Over the last decade, Free Electron Laser (FEL) light sources have become essential components of the world-wide scientific infrastructure and deliver core research capabilities to Users across many scientific disciplines. However, the conventional FEL efficiency is usually limited to a small fraction of 1% at short wavelengths, which presents a significant strain on the light source accessibility and performance for a wider Users base, and for industrial applications. In response to this problem, RadiaBeam Technologies and UCLA are developing a novel concept, TESSA (Tapering Enhanced Stimulated Superradiant Amplification), which carries the promise to increase FEL efficiency by over an order of magnitude. By utilizing a high intensity radiation seed and a period-by-period undulator tapering, TESSA can achieve an overall efficiency as high as 50%. TESSA concept has been validated experimentally at 10 µm wavelength (and in a low gain regime), but it is prudent to carry out a much shorter wavelength demonstration, and also study oscillator configuration, before scaling the technology into EUV and X-rays.

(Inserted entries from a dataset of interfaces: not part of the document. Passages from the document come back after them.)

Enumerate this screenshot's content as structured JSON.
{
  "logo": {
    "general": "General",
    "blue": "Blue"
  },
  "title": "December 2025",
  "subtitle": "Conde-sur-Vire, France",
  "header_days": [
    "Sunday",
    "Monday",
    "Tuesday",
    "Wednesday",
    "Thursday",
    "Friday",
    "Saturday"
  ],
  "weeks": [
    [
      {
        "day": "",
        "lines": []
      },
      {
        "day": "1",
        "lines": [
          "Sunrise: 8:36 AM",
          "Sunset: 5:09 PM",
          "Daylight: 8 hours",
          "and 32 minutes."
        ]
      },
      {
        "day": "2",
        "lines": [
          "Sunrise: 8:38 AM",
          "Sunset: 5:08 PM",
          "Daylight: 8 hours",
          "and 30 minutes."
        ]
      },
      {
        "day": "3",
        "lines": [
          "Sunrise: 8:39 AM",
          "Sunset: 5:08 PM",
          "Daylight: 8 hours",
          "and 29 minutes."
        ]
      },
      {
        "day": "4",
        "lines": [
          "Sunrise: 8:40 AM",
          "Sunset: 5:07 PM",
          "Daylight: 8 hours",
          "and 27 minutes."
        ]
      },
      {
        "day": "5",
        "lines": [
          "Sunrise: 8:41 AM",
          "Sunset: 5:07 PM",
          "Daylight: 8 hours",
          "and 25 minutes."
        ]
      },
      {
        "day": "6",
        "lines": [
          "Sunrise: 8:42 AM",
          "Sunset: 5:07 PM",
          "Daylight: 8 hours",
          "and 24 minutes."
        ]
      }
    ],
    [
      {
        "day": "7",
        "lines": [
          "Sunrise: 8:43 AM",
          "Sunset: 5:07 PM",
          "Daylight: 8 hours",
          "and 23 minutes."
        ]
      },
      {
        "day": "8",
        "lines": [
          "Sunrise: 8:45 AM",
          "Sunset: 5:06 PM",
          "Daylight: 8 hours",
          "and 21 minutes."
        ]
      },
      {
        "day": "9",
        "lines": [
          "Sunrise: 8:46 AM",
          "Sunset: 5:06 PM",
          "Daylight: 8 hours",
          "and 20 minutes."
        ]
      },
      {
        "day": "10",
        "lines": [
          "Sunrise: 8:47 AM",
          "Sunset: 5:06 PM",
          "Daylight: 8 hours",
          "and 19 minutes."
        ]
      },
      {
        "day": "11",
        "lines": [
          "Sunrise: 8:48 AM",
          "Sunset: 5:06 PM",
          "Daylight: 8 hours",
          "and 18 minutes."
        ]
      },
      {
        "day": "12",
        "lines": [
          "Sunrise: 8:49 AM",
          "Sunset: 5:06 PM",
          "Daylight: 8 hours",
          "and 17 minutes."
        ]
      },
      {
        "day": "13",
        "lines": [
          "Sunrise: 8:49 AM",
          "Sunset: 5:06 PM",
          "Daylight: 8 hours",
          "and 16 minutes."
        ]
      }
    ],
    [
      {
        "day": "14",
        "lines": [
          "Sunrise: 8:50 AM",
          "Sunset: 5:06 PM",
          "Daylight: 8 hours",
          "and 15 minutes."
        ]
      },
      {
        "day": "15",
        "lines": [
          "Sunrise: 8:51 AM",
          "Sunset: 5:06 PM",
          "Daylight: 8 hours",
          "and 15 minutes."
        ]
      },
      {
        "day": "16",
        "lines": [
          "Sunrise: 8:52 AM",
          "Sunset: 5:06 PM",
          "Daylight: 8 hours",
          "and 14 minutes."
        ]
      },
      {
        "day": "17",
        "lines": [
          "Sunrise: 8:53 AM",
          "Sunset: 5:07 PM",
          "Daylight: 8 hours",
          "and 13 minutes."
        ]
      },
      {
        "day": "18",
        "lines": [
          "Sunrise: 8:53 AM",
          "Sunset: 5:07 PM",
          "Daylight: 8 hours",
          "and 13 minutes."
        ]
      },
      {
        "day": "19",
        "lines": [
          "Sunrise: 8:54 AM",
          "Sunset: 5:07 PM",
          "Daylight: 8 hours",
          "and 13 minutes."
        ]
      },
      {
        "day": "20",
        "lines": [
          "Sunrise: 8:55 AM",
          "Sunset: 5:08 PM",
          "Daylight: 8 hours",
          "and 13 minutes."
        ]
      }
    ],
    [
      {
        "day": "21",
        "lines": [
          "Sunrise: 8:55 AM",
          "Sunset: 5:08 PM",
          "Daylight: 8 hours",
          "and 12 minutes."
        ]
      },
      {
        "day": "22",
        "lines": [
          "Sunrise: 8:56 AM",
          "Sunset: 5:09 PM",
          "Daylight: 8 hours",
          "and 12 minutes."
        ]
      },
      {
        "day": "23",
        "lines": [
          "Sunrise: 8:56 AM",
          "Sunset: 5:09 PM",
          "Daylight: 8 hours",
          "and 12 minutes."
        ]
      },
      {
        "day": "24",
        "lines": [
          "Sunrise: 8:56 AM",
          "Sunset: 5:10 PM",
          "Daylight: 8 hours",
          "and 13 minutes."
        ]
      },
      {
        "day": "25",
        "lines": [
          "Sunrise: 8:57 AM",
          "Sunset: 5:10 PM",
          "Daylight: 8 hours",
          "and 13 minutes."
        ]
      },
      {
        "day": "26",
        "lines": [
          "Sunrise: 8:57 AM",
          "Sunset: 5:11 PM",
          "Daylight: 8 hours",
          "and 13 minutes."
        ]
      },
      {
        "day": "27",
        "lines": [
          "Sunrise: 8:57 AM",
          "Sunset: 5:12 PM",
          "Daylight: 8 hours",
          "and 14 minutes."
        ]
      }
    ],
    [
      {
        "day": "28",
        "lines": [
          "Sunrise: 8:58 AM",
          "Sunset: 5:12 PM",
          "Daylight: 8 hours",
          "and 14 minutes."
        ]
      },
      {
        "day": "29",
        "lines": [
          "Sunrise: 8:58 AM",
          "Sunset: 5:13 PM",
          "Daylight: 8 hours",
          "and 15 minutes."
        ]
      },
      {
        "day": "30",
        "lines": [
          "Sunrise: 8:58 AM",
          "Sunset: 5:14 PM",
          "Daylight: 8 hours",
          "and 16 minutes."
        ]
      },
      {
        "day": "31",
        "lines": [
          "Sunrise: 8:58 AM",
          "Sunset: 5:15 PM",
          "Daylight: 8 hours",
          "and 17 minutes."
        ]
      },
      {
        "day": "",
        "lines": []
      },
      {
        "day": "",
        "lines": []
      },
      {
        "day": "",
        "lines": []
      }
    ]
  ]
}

This project will bridge this gap, by validating and optimizing TESSA oscillator (TESSO) experimentally in the ultra-violet frequency range and in a high gain regime. During the Phase II, the TESSO design has been completed, an ultra-fast seed laser capable of generating pulse trains have been purchased, and an optical transport has been designed. In addition, the Phase II project partially supported prebuncher fiducialization, injection chicane design, section breaks development, and magnetic measurements and tuning of the first Theseus undulator section. The initial phases of the experimental program are in progress. In Phase IIA we propose to complete TESSA-266 undulator system to the full 4-m design length, commission the system, and reconfigure it as an oscillator for experimental demonstration and optimization of the pulse train operations. In this collaborative project, RadiaBeam will be mostly responsible for fabrication and development of sub-systems and components of TESSA-266 beamline, whereas UCLA will be mostly responsible for carrying the experimental program and leading optimization and data analysis. A successful TESSA oscillator demonstration in the ultraviolet frequency range, can lead to development of novel and significant additional capabilities by the FEL Light Source community. It would also trigger a broader interest towards high efficiency FEL sources, including an interest from emerging industrial applications, such as EUV lithography. For RadiaBeam the realization of TESSA concept, represents an exciting and potentially disruptive commercial opportunity.
* Information listed above is at the time of submission. *